▶ [PROBLEM DETAILS]:
Go through the entries below and collect each line with the string "kind" in it.

--

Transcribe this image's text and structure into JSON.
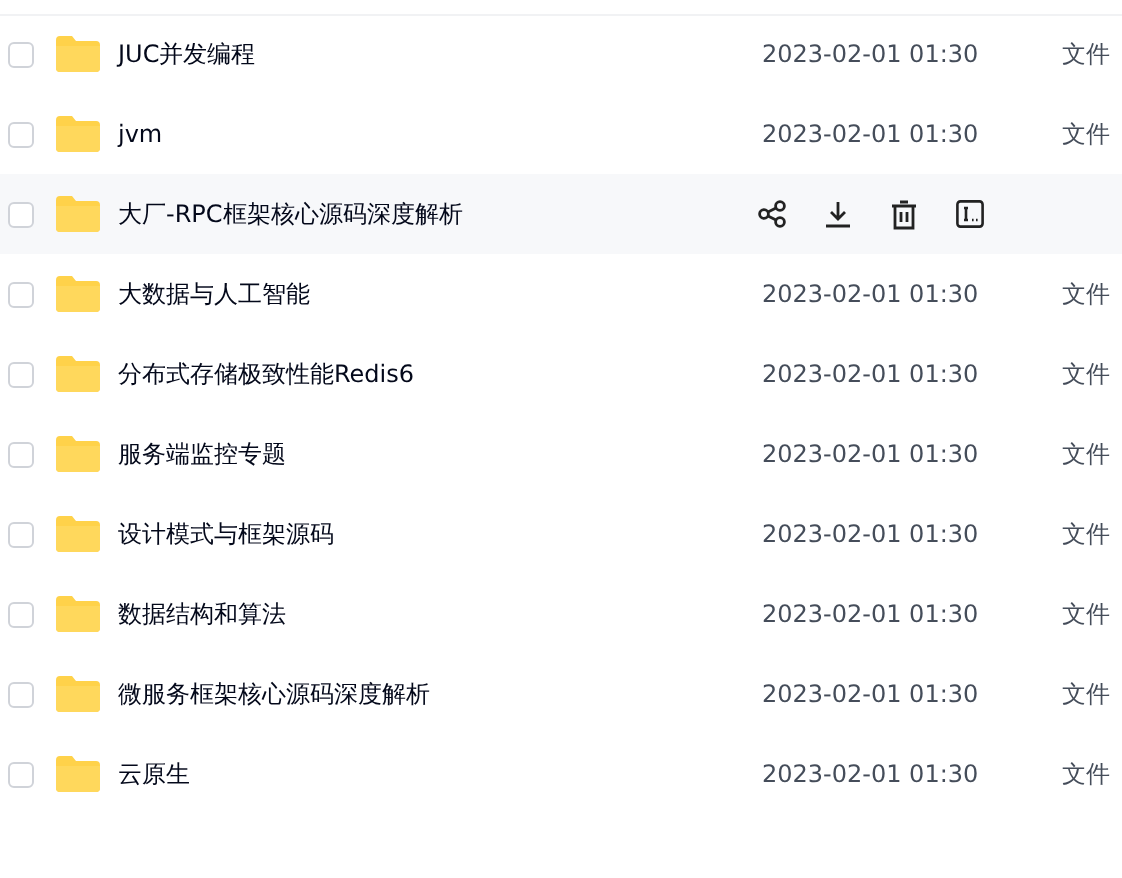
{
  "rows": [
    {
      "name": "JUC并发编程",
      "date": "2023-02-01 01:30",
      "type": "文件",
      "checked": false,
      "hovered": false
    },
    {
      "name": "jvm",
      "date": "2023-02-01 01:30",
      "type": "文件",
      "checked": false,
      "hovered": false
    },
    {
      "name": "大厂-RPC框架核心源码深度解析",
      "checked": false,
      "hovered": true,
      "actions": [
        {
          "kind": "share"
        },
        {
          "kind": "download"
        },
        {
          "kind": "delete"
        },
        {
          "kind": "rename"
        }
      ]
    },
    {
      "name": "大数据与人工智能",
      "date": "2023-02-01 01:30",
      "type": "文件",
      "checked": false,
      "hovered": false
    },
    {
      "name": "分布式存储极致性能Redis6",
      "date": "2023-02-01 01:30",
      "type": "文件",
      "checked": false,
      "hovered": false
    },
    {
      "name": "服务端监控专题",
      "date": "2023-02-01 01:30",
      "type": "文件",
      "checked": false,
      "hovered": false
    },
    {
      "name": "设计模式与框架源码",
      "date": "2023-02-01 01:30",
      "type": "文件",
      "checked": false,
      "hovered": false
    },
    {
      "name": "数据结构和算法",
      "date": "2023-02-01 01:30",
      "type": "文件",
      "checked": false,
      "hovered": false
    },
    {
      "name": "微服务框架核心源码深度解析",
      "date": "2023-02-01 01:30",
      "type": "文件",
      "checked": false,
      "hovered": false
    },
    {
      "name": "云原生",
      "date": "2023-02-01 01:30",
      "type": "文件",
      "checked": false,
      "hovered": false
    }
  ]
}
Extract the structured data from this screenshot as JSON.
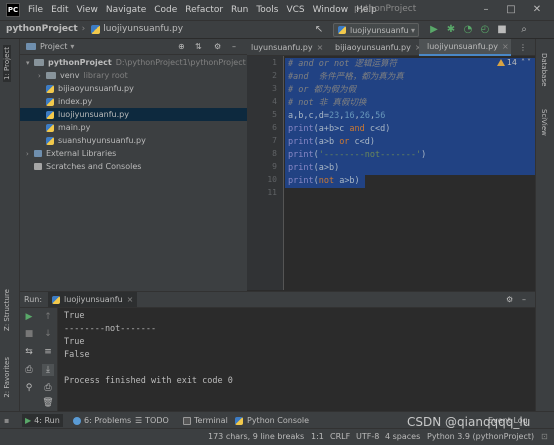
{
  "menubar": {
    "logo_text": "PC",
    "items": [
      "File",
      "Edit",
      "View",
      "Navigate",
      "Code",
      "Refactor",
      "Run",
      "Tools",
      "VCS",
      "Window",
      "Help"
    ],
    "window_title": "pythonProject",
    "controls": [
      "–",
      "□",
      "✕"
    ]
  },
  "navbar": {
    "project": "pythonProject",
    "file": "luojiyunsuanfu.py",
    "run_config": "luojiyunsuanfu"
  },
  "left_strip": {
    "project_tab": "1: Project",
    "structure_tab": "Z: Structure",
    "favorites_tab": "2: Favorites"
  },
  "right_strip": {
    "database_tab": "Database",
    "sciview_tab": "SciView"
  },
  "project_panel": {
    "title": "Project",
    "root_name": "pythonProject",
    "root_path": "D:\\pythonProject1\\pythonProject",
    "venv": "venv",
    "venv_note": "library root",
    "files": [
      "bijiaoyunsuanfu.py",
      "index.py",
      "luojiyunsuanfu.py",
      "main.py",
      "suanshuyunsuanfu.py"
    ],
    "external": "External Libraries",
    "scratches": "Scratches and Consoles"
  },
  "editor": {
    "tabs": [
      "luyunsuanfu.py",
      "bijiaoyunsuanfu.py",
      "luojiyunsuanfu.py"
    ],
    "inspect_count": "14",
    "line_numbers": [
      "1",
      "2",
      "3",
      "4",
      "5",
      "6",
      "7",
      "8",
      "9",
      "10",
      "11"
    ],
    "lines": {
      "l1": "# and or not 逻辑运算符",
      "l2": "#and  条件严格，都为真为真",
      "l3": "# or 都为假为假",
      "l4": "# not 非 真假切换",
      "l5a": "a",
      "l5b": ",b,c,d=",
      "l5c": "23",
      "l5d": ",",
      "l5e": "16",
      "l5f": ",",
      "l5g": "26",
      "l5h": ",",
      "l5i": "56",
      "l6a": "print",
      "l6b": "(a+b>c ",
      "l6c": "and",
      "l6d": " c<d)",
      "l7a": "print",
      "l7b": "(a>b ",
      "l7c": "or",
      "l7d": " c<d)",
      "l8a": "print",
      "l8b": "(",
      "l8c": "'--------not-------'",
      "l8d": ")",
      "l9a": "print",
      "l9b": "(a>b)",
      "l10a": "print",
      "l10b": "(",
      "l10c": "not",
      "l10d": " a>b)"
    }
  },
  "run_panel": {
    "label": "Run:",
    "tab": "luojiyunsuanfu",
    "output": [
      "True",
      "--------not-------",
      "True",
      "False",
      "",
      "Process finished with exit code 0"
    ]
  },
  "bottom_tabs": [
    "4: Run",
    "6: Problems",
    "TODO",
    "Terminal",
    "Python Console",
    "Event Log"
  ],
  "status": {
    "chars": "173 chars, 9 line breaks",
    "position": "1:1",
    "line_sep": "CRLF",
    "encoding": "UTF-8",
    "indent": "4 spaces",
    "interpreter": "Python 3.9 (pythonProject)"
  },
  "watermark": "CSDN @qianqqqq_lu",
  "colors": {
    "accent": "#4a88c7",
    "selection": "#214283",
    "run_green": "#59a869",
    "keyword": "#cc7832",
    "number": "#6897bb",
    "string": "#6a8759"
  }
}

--

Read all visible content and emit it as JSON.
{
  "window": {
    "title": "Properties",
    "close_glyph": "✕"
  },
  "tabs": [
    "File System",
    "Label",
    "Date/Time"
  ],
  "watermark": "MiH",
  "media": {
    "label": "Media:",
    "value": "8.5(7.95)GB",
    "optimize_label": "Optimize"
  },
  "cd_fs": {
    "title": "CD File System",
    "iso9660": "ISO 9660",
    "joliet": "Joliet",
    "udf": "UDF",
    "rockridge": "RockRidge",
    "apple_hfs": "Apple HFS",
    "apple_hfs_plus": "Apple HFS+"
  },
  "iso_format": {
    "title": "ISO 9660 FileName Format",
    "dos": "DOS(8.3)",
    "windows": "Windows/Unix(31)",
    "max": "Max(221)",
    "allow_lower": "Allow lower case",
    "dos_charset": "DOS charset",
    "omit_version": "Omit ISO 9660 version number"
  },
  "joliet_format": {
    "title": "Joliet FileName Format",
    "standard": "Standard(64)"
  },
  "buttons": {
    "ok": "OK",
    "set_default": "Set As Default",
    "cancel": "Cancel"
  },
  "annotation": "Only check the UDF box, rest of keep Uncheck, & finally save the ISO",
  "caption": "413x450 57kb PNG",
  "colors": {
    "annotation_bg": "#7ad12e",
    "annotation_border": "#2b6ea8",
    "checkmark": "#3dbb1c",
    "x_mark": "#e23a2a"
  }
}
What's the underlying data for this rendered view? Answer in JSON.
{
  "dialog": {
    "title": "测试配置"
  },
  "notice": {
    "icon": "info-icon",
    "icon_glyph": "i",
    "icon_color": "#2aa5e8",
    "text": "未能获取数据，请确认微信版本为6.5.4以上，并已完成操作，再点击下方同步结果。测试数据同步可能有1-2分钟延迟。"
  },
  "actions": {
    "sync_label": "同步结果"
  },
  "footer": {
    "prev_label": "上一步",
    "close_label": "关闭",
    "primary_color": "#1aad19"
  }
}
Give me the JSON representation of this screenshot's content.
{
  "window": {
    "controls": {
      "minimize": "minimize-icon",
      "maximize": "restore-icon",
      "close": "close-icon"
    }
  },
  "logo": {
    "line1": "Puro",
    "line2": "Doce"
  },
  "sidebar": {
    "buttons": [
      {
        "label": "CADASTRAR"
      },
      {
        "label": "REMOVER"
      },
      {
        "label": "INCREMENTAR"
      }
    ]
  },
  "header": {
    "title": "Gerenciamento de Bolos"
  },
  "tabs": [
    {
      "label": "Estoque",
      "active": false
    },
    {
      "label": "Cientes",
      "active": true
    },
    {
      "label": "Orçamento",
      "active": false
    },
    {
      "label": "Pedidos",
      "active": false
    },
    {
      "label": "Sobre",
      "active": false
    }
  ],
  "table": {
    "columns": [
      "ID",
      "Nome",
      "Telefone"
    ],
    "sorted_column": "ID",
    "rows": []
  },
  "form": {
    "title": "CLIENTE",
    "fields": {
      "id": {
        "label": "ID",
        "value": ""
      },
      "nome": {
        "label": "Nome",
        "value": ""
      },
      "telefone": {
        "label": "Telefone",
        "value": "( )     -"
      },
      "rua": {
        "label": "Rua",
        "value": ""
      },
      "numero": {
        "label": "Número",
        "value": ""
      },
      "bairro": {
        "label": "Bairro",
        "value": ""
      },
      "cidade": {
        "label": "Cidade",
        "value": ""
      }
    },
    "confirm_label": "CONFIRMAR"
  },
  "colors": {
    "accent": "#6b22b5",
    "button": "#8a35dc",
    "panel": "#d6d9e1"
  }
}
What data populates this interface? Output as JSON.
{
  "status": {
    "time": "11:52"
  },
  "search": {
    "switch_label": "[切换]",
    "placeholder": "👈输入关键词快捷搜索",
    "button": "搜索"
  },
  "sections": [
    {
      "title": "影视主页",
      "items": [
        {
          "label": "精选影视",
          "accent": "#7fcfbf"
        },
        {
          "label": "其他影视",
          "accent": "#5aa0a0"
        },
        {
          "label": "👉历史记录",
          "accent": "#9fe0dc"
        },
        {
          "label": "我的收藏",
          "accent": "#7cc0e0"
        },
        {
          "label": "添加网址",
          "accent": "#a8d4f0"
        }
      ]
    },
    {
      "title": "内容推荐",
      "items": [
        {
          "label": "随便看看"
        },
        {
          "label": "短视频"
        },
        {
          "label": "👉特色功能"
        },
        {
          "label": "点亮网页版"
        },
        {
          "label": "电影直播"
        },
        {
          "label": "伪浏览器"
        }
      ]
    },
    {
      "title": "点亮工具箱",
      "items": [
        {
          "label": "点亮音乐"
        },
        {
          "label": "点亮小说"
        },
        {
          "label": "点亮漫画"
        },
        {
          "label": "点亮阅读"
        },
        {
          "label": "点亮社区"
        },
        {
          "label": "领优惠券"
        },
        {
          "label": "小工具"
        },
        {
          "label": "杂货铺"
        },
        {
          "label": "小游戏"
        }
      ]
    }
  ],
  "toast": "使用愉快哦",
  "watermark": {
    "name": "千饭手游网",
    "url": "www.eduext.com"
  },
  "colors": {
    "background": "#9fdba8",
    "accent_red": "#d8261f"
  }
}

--

▶ [ANSWER FOR THE TASK]:
          "kind": "share"
          "kind": "download"
          "kind": "delete"
          "kind": "rename"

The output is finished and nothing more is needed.